Could you copy the records below exactly, keeping none of the images?
#### ENTRIES SHOWN ####
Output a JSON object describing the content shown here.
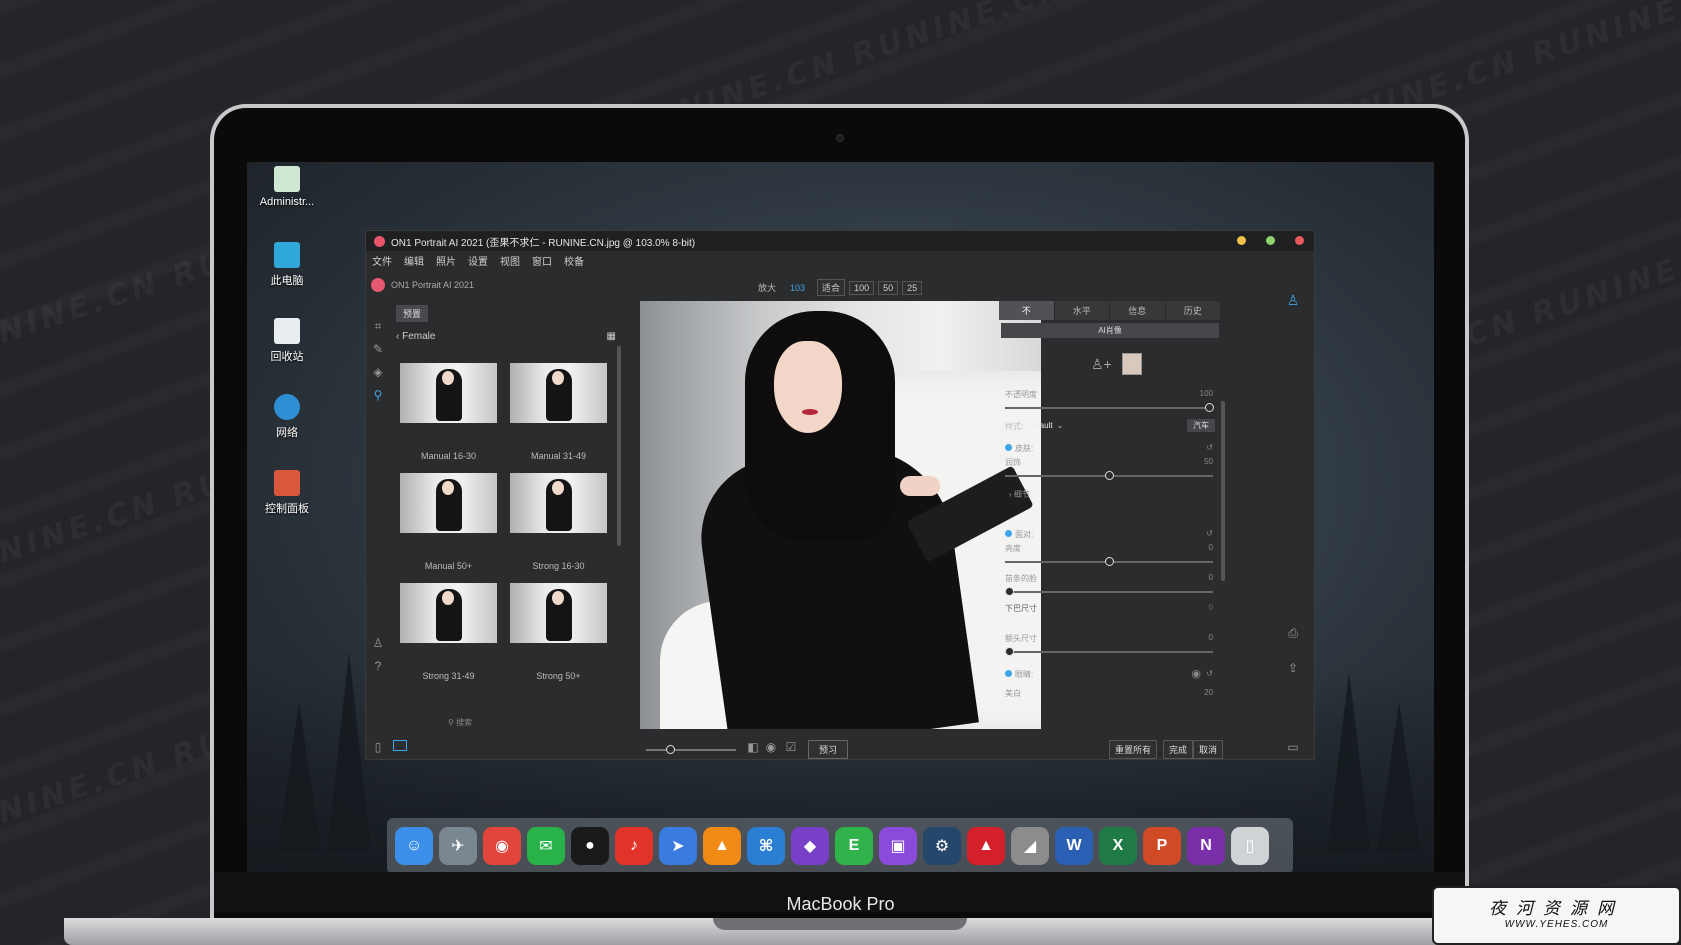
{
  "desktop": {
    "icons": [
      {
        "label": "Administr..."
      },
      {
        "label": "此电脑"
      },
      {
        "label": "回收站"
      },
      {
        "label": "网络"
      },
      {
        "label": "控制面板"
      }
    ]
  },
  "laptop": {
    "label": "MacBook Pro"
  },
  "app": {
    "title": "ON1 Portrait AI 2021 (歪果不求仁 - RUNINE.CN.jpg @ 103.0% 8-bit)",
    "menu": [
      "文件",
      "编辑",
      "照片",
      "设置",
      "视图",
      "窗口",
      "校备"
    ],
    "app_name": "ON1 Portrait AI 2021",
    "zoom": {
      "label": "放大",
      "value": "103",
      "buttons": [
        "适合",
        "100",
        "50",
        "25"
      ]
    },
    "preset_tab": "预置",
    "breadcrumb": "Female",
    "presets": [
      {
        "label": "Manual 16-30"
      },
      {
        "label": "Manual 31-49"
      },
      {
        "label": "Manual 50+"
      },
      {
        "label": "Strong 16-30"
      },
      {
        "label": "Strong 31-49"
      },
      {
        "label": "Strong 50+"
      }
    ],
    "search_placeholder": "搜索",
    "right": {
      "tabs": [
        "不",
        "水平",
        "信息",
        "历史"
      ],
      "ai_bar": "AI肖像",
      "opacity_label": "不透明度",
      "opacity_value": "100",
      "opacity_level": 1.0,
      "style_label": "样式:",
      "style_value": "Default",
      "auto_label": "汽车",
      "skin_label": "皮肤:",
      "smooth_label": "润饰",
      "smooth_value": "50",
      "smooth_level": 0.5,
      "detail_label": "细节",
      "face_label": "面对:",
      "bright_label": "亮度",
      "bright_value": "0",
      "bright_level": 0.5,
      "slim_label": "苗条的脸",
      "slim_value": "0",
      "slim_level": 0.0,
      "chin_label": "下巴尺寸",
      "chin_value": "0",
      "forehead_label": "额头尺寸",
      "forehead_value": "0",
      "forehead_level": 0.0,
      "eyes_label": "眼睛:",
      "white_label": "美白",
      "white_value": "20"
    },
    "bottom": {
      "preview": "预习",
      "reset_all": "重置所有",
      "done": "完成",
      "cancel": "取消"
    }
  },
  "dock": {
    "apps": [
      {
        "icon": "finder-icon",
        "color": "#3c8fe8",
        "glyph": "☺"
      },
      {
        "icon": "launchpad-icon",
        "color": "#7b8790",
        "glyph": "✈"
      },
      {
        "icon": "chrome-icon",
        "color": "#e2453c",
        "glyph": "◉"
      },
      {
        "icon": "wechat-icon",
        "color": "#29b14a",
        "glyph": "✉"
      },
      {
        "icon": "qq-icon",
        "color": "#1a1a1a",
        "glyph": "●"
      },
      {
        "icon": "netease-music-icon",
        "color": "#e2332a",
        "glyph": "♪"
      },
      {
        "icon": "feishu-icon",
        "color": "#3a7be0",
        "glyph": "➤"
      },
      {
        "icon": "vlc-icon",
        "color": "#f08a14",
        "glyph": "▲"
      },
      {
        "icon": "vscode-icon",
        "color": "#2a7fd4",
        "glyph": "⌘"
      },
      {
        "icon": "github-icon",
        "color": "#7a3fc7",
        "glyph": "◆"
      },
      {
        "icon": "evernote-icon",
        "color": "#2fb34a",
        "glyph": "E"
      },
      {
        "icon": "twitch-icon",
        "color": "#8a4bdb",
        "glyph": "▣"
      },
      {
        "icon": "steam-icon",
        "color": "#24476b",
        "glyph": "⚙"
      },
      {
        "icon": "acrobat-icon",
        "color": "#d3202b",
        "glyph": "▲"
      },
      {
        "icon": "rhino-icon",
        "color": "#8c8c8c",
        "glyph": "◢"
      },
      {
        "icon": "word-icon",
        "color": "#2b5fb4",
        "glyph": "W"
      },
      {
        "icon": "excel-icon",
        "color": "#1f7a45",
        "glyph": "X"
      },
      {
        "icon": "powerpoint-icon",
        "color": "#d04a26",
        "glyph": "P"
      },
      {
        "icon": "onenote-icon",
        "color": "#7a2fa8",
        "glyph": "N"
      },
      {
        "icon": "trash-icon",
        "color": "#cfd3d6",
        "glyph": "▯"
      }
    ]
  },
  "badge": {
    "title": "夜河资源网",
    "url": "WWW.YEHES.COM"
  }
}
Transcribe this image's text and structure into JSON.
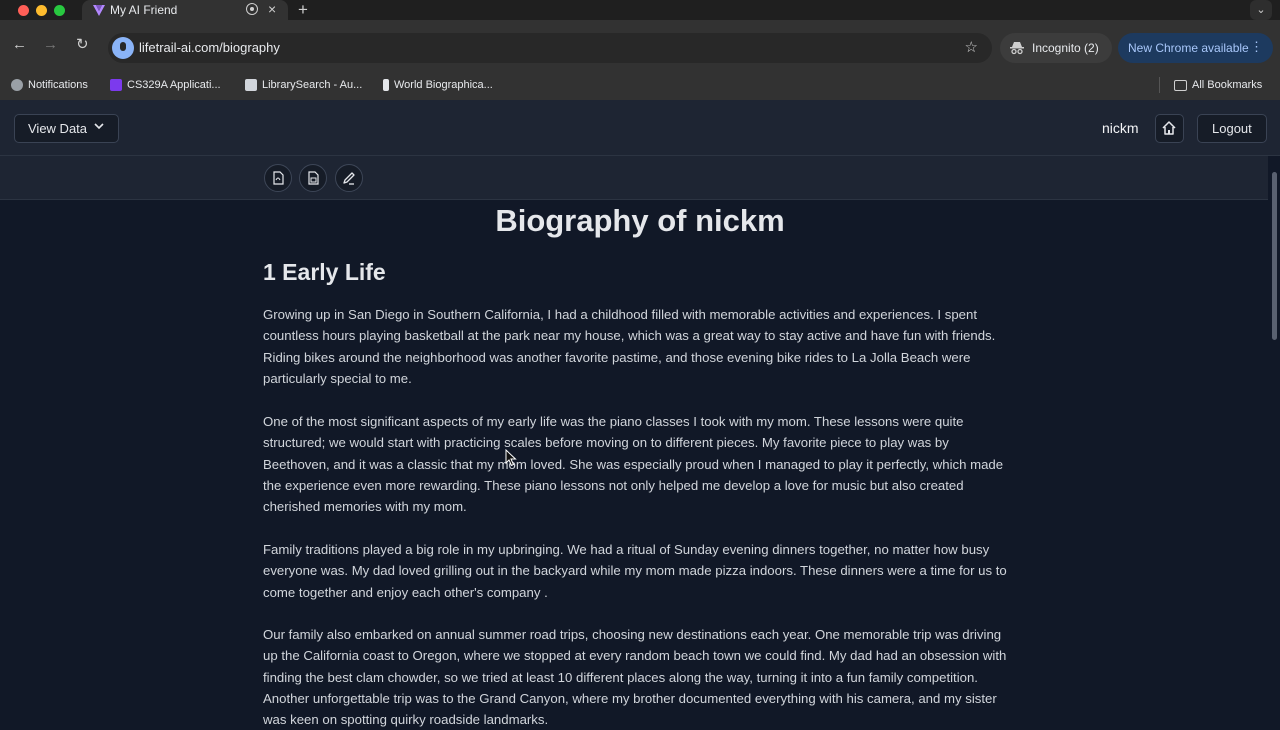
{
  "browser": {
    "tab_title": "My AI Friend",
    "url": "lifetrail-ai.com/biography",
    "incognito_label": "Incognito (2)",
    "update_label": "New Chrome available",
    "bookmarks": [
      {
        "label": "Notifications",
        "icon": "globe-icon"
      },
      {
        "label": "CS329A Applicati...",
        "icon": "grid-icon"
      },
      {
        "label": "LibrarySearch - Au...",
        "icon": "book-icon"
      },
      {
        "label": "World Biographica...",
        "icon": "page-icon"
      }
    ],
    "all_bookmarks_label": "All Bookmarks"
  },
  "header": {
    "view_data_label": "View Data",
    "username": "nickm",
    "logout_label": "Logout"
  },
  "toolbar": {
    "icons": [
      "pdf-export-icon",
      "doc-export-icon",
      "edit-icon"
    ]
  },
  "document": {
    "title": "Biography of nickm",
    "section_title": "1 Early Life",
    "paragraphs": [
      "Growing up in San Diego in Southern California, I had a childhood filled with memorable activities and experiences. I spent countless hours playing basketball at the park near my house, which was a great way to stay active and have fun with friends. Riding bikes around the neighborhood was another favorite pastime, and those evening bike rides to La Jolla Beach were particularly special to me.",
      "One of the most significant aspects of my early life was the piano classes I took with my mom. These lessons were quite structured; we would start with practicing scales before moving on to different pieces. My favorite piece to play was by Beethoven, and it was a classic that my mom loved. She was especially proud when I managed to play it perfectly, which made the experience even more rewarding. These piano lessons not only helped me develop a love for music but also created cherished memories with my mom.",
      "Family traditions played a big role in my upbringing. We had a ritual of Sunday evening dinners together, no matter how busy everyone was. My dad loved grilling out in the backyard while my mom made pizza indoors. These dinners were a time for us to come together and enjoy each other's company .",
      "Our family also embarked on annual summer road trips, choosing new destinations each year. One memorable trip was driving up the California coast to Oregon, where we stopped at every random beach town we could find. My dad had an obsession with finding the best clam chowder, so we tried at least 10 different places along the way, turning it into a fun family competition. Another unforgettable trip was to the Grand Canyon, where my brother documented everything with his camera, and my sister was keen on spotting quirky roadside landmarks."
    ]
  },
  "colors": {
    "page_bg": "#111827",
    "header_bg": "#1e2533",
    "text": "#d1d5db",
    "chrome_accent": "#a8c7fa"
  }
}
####
PROBLEM SOLUTION:
Output a JSON object describing the content shown here.
{
  "desktop": {
    "icons": [
      {
        "label": "Administr..."
      },
      {
        "label": "此电脑"
      },
      {
        "label": "回收站"
      },
      {
        "label": "网络"
      },
      {
        "label": "控制面板"
      }
    ]
  },
  "laptop": {
    "label": "MacBook Pro"
  },
  "app": {
    "title": "ON1 Portrait AI 2021 (歪果不求仁 - RUNINE.CN.jpg @ 103.0% 8-bit)",
    "menu": [
      "文件",
      "编辑",
      "照片",
      "设置",
      "视图",
      "窗口",
      "校备"
    ],
    "app_name": "ON1 Portrait AI 2021",
    "zoom": {
      "label": "放大",
      "value": "103",
      "buttons": [
        "适合",
        "100",
        "50",
        "25"
      ]
    },
    "preset_tab": "预置",
    "breadcrumb": "Female",
    "presets": [
      {
        "label": "Manual 16-30"
      },
      {
        "label": "Manual 31-49"
      },
      {
        "label": "Manual 50+"
      },
      {
        "label": "Strong 16-30"
      },
      {
        "label": "Strong 31-49"
      },
      {
        "label": "Strong 50+"
      }
    ],
    "search_placeholder": "搜索",
    "right": {
      "tabs": [
        "不",
        "水平",
        "信息",
        "历史"
      ],
      "ai_bar": "AI肖像",
      "opacity_label": "不透明度",
      "opacity_value": "100",
      "opacity_level": 1.0,
      "style_label": "样式:",
      "style_value": "Default",
      "auto_label": "汽车",
      "skin_label": "皮肤:",
      "smooth_label": "润饰",
      "smooth_value": "50",
      "smooth_level": 0.5,
      "detail_label": "细节",
      "face_label": "面对:",
      "bright_label": "亮度",
      "bright_value": "0",
      "bright_level": 0.5,
      "slim_label": "苗条的脸",
      "slim_value": "0",
      "slim_level": 0.0,
      "chin_label": "下巴尺寸",
      "chin_value": "0",
      "forehead_label": "额头尺寸",
      "forehead_value": "0",
      "forehead_level": 0.0,
      "eyes_label": "眼睛:",
      "white_label": "美白",
      "white_value": "20"
    },
    "bottom": {
      "preview": "预习",
      "reset_all": "重置所有",
      "done": "完成",
      "cancel": "取消"
    }
  },
  "dock": {
    "apps": [
      {
        "icon": "finder-icon",
        "color": "#3c8fe8",
        "glyph": "☺"
      },
      {
        "icon": "launchpad-icon",
        "color": "#7b8790",
        "glyph": "✈"
      },
      {
        "icon": "chrome-icon",
        "color": "#e2453c",
        "glyph": "◉"
      },
      {
        "icon": "wechat-icon",
        "color": "#29b14a",
        "glyph": "✉"
      },
      {
        "icon": "qq-icon",
        "color": "#1a1a1a",
        "glyph": "●"
      },
      {
        "icon": "netease-music-icon",
        "color": "#e2332a",
        "glyph": "♪"
      },
      {
        "icon": "feishu-icon",
        "color": "#3a7be0",
        "glyph": "➤"
      },
      {
        "icon": "vlc-icon",
        "color": "#f08a14",
        "glyph": "▲"
      },
      {
        "icon": "vscode-icon",
        "color": "#2a7fd4",
        "glyph": "⌘"
      },
      {
        "icon": "github-icon",
        "color": "#7a3fc7",
        "glyph": "◆"
      },
      {
        "icon": "evernote-icon",
        "color": "#2fb34a",
        "glyph": "E"
      },
      {
        "icon": "twitch-icon",
        "color": "#8a4bdb",
        "glyph": "▣"
      },
      {
        "icon": "steam-icon",
        "color": "#24476b",
        "glyph": "⚙"
      },
      {
        "icon": "acrobat-icon",
        "color": "#d3202b",
        "glyph": "▲"
      },
      {
        "icon": "rhino-icon",
        "color": "#8c8c8c",
        "glyph": "◢"
      },
      {
        "icon": "word-icon",
        "color": "#2b5fb4",
        "glyph": "W"
      },
      {
        "icon": "excel-icon",
        "color": "#1f7a45",
        "glyph": "X"
      },
      {
        "icon": "powerpoint-icon",
        "color": "#d04a26",
        "glyph": "P"
      },
      {
        "icon": "onenote-icon",
        "color": "#7a2fa8",
        "glyph": "N"
      },
      {
        "icon": "trash-icon",
        "color": "#cfd3d6",
        "glyph": "▯"
      }
    ]
  },
  "badge": {
    "title": "夜河资源网",
    "url": "WWW.YEHES.COM"
  }
}
Transcribe this image's text and structure into JSON.
{
  "browser": {
    "tab_title": "My AI Friend",
    "url": "lifetrail-ai.com/biography",
    "incognito_label": "Incognito (2)",
    "update_label": "New Chrome available",
    "bookmarks": [
      {
        "label": "Notifications",
        "icon": "globe-icon"
      },
      {
        "label": "CS329A Applicati...",
        "icon": "grid-icon"
      },
      {
        "label": "LibrarySearch - Au...",
        "icon": "book-icon"
      },
      {
        "label": "World Biographica...",
        "icon": "page-icon"
      }
    ],
    "all_bookmarks_label": "All Bookmarks"
  },
  "header": {
    "view_data_label": "View Data",
    "username": "nickm",
    "logout_label": "Logout"
  },
  "toolbar": {
    "icons": [
      "pdf-export-icon",
      "doc-export-icon",
      "edit-icon"
    ]
  },
  "document": {
    "title": "Biography of nickm",
    "section_title": "1 Early Life",
    "paragraphs": [
      "Growing up in San Diego in Southern California, I had a childhood filled with memorable activities and experiences. I spent countless hours playing basketball at the park near my house, which was a great way to stay active and have fun with friends. Riding bikes around the neighborhood was another favorite pastime, and those evening bike rides to La Jolla Beach were particularly special to me.",
      "One of the most significant aspects of my early life was the piano classes I took with my mom. These lessons were quite structured; we would start with practicing scales before moving on to different pieces. My favorite piece to play was by Beethoven, and it was a classic that my mom loved. She was especially proud when I managed to play it perfectly, which made the experience even more rewarding. These piano lessons not only helped me develop a love for music but also created cherished memories with my mom.",
      "Family traditions played a big role in my upbringing. We had a ritual of Sunday evening dinners together, no matter how busy everyone was. My dad loved grilling out in the backyard while my mom made pizza indoors. These dinners were a time for us to come together and enjoy each other's company .",
      "Our family also embarked on annual summer road trips, choosing new destinations each year. One memorable trip was driving up the California coast to Oregon, where we stopped at every random beach town we could find. My dad had an obsession with finding the best clam chowder, so we tried at least 10 different places along the way, turning it into a fun family competition. Another unforgettable trip was to the Grand Canyon, where my brother documented everything with his camera, and my sister was keen on spotting quirky roadside landmarks."
    ]
  },
  "colors": {
    "page_bg": "#111827",
    "header_bg": "#1e2533",
    "text": "#d1d5db",
    "chrome_accent": "#a8c7fa"
  }
}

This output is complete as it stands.